On 25 February 1942 he was taken prisoner by the Japanese and was confined to local prison camps. In July of that year he was sent to prison camps in ]apart until the end of the war. During this time he was openly able to administer to the spiritual needs of other prisoners, even saying Mass most of the time. As the first camp, Zentsuji, in southern Japan, he also gave courses in English literature, philosophy and religion, and was considered a good teacher. Fellow prisoners appreciated him for his “practical and interesting” sermons, and for the human way he connected so well with people. In June 1945 he was transferred to a camp in Hokkaido, where the cold was intense and the conditions very poor.
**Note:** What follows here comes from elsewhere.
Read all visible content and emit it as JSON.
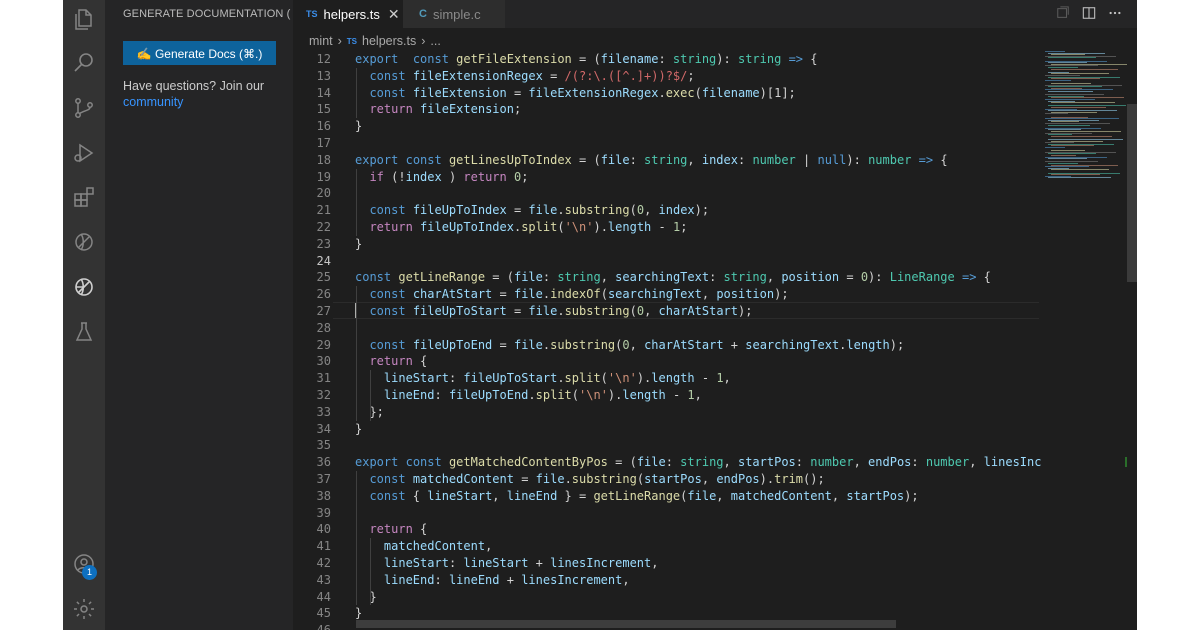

They were relieved to experience the end of the war in August, and the Americans air-dropped supplies of food and clothing on the camp. When released, Turner returned to Australia via Sapporo and Yokohama. When reflecting upon his experiences, he considered himself privileged to have ministered in such miserable prisoner-of-war camps. Fellow prisoners later expressed that his optimism had given them encouragement. As a result of his war experiences he received a total invalid pension from the Australian government.
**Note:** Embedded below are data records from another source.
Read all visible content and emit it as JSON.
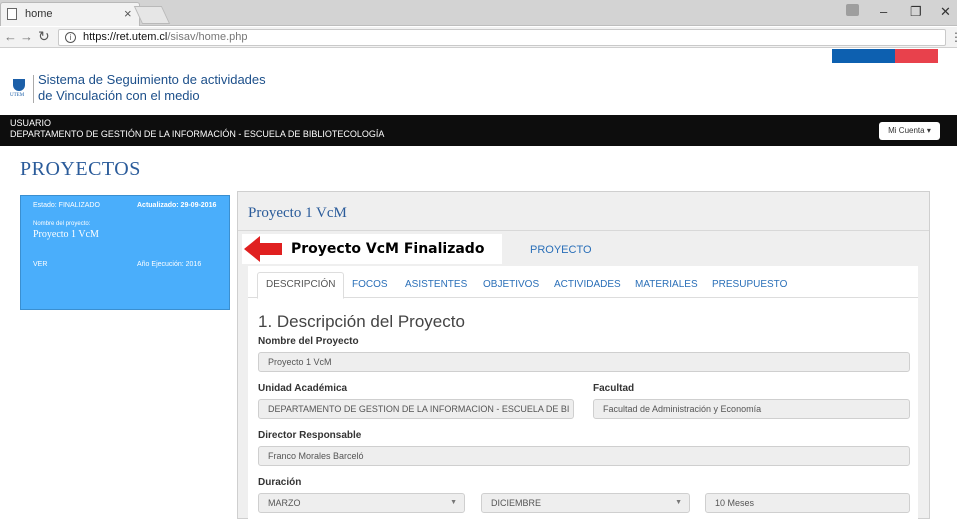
{
  "browser": {
    "tab_title": "home",
    "tab_close": "×",
    "url_domain": "https://ret.utem.cl",
    "url_path": "/sisav/home.php",
    "window_controls": [
      "–",
      "❐",
      "✕"
    ]
  },
  "site": {
    "logo_text": "UTEM",
    "title_line1": "Sistema de Seguimiento de actividades",
    "title_line2": "de Vinculación con el medio",
    "user_label": "USUARIO",
    "department": "DEPARTAMENTO DE GESTIÓN DE LA INFORMACIÓN - ESCUELA DE BIBLIOTECOLOGÍA",
    "account_button": "Mi Cuenta ▾",
    "flag_colors": [
      "#0d60b0",
      "#e8414c"
    ]
  },
  "page": {
    "heading": "PROYECTOS"
  },
  "card": {
    "state": "Estado: FINALIZADO",
    "updated": "Actualizado: 29-09-2016",
    "name_label": "Nombre del proyecto:",
    "name": "Proyecto 1 VcM",
    "ver": "VER",
    "year": "Año Ejecución: 2016",
    "color": "#4aaefb"
  },
  "panel": {
    "title": "Proyecto 1 VcM",
    "project_link": "PROYECTO",
    "annotation": "Proyecto VcM Finalizado",
    "tabs": [
      "DESCRIPCIÓN",
      "FOCOS",
      "ASISTENTES",
      "OBJETIVOS",
      "ACTIVIDADES",
      "MATERIALES",
      "PRESUPUESTO"
    ]
  },
  "form": {
    "section_title": "1. Descripción del Proyecto",
    "name_label": "Nombre del Proyecto",
    "name_value": "Proyecto 1 VcM",
    "unit_label": "Unidad Académica",
    "unit_value": "DEPARTAMENTO DE GESTION DE LA INFORMACION - ESCUELA DE BI",
    "faculty_label": "Facultad",
    "faculty_value": "Facultad de Administración y Economía",
    "director_label": "Director Responsable",
    "director_value": "Franco Morales Barceló",
    "duration_label": "Duración",
    "start_month": "MARZO",
    "end_month": "DICIEMBRE",
    "duration_value": "10 Meses"
  }
}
After his return to Australia in 1946, he served at Sr Ignatius' Church, Richmond, before joining a 'mission staff' giving parish missions and retreats around the country. After three years at this work, because of the shortage of priests, this idea of “mission priests” was abandoned, and Turner was appointed to Belloc House from 1951, working hard to break communistic influence in the Trade Unions. He was also director of retreats in Victoria and South Australia, and showed particular interest in the newly arrived Asian students then enrolling at Australian universities.
During this time Turner had a coronary thrombosis, but made a good recovery However, he was given less strenuous work and sent to Werribee in 1958 to be instructor and counselor for the young seminarians. This work he performed successfully until he was transferred to Loyola College, Watsonia for ten years in 1963 to be spiritual director to the scholastics, a job he undertook with fidelity and dedication.
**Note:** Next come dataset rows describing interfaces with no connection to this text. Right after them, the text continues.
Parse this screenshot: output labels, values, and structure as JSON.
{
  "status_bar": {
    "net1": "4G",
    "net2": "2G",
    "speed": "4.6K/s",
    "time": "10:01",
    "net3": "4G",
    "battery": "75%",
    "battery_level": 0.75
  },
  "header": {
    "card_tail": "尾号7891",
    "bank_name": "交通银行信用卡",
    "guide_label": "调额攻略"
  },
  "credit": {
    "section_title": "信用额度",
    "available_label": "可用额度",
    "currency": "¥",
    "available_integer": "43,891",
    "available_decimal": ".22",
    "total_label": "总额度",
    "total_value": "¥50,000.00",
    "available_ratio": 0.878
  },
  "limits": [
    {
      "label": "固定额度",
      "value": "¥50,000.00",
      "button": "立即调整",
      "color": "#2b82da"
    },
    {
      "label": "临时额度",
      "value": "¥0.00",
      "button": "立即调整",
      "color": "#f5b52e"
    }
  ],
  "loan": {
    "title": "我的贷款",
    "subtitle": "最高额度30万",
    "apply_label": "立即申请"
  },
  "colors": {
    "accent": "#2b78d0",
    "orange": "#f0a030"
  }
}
From 1974 Turner lived quietly at the Provincial House in Hawthorn for sixteen years. In his ill health he learnt to live within his strength and gave edification to those who encountered him. He was bright and cheerful in community, giving retreats and spiritual direction, and was available as a confessor.
In his spiritual life he struggled with human weaknesses, conscious of his need for divine help to be a more perfect religious.
During his many years of ill health, Turner stood and waited. He let the Lord be the master of the years. He was not an intellectual high flyer, but tirelessly interested in learning. He was enthusiastic and optimistic about life, and welcomed all with cheerfulness. With a smile he claimed that his secret for a long life was to do as little as possible. He was an enjoyable person to engage in conversation, especially about trains and ships.

Note from Paul O’Flanagan Entry
He later returned to Australia, working with Victor Turner, 1949-50, in the Australian Mission team.

◆ Irish Province News
Irish Province News 17th Year No 3 1942
Australia :
Writing on 21st February last, Rev. Fr. Meagher Provincial, reports Fr. Basil Loughnan has gone off to be a Chaplain. We have three men Chaplains now. Fr. Turner was in Rabaul when we last heard of him and it would seem we shall not hear from him again for some time to come. Fr. F. Burke was in Greece and I don’t quite know where at the moment.